Drawdown: The Most Comprehensive Plan Ever Proposed to Reverse Global Warming
Paul Hawken (editor)
Penguin Books, 2017
My last couple of articles here have dealt with allowing ourselves to grieve for losses in nature, and discussing trauma and resilience in the time of climate change. I wanted to round out the trifecta with a more concrete set of solutions, and these come in the form of one of the best books I’ve read this year.
97% of scientists who are actually studying climate change (as opposed to making armchair claims) have found enough evidence to be convinced that climate change is anthropogenic–caused by humans. And the rate of climate change is so rapid on a geological scale that it’s set to seriously disrupt every system on the planet, from ocean currents to animal migrations to weather patterns. As I’ve mentioned before, this impending scene of doom–which we’re already seeing the first signs of–has a lot of people scared, anxious, angry, even hopelessly nihilistic. Much of that is because we don’t feel empowered to actually do anything, especially when government officials and corporations both seem hell-bent on continuing the trend in the name of money.
This book, then, is a serious antidote to that.
Posted in Book Reviews
Tagged answers, client, climate change, counseling, counselor, ecology, ecopsychology, ecotherapist, ecotherapy, energy, fear, geothermal, global warming, hope, mental health, mental illness, nature, nature therapy, psychology, recycling, solar, solutions, stress, therapist, therapy
In my last article, I talked about how we need to create space to grieve for environmental losses. No loss is greater than that of the entire planet, and while we’re not likely to have the Earth obliterated by the Death Star any time soon, several times throughout its history it has experienced mass extinctions and devastating climate shifts. Our species has existed for the past couple hundred thousand years in a relatively stable period, save for a few ice ages. But as adaptable as we are, it remains to be seen whether we’d survive the sort of extreme climate shift that preceded something as great as the Permian Extinction, which killed off over half of all species.
No one knows for certain how bad our current anthropogenic climate change will be, and whether we’ll be able to reverse our trajectory in enough time to avoid the worst. But as the only known species that can be aware of our future, we have the burden of knowing in just how many ways something can go very, very wrong. And then we get to thinking about it, and worrying over it, and anxiety sets in, and that will do a number on just about anyone’s mental and emotional health.

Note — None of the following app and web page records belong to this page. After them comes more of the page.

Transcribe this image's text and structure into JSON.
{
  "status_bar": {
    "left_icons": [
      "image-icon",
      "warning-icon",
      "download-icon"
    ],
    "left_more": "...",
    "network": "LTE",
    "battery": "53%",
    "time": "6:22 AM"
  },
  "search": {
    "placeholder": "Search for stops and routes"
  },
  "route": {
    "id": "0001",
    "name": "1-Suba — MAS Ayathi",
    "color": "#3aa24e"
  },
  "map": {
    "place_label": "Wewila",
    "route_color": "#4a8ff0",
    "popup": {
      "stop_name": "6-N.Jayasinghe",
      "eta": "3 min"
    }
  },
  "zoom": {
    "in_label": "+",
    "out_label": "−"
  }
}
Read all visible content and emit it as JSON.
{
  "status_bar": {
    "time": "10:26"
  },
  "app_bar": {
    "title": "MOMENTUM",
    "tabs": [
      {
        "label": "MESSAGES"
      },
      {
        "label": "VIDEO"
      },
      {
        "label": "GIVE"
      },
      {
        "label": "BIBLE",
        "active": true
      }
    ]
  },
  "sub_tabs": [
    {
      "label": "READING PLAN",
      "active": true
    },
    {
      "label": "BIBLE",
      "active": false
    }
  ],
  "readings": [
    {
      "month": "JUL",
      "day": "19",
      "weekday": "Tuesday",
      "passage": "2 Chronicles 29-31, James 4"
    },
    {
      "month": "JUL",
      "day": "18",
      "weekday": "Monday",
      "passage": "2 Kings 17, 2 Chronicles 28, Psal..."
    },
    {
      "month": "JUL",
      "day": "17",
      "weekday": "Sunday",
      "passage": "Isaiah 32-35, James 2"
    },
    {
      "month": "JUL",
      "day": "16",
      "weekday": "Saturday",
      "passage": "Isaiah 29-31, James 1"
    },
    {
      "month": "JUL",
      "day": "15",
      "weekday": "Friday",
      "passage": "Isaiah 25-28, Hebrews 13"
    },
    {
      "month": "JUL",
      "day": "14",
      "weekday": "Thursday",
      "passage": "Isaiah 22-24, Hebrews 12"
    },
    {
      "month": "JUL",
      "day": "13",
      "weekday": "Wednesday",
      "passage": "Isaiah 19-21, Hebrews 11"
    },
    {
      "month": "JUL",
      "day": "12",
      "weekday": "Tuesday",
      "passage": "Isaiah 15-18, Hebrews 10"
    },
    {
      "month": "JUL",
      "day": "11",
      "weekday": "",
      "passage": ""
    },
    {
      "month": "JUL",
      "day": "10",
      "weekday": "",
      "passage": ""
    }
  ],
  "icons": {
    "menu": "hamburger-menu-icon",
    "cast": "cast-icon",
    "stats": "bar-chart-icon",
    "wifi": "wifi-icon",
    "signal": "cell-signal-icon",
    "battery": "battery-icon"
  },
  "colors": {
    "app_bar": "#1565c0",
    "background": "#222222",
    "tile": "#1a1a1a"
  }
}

In fact, climate change is possibly one of the most urgent and critical topics for ecopsychology to address. Yes, it is good for us to work toward reconnecting people with the rest of nature. But we also need to address our feelings toward nature, to include those less pleasant ones like the worry and fear.
Everyone’s method for doing so is different. But one of the key factors that everyone can draw from is resilience.
Read more here.
Posted in For Everyone
Tagged anxiety, client, climate change, counseling, counselor, ecopsychology, ecotherapist, ecotherapy, emotion, fear, global warming, mental health, mental illness, nature, nature therapy, psychology, resilience, strength, stress, therapist, therapy, trauma, worry
“The central hypothesis of this approach can be briefly stated. It is that the individual has within him or her self vast resources for self-understanding, for altering her or his self-concept, attitudes, and self-directed behavior—and that these resources can be tapped if only a definable climate of facilitative psychological attitudes can be provided,” –Carl Rogers, on unconditional positive regard
The graduate-level counseling program that I got my Master’s degree through at Lewis & Clark College has a very humanistic foundation. Humanistic psychology was developed by Carl Rogers, Abraham Maslow, and several other pioneering psychologists in the mid-20th century. After decades of being dominated by the Victorian biases of Freud’s psychoanalysis and Skinner’s cold behaviorism*, the field of psychology was in dire need of some warmth and humanity.
There are several key tenets to humanistic psychology, including the idea that people are inherently good, that we are whole, complex people and we should strive to develop our best selves, and that a therapist’s role is to be supportive in these efforts while offering constructive tools the client can use. Also important is the concept of unconditional positive regard, in which a therapist wholly accepts a person as they are, and does not judge them no matter their mistakes or flaws. By offering this place of complete support, the client has the opportunity to see that they always have the potential to become better regardless of their past or present circumstances.
Read more here.
Posted in For Ecotherapists
Tagged altruism, client, client-centered, climate change, counseling, counselor, ecopsychology, ecotherapist, ecotherapy, humanism, humanistic psychology, humanistic therapy, mental health, mental illness, nature, nature therapy, person-centered, psychology, Rogerian psychology, stress, therapist, therapy, unconditional positive regard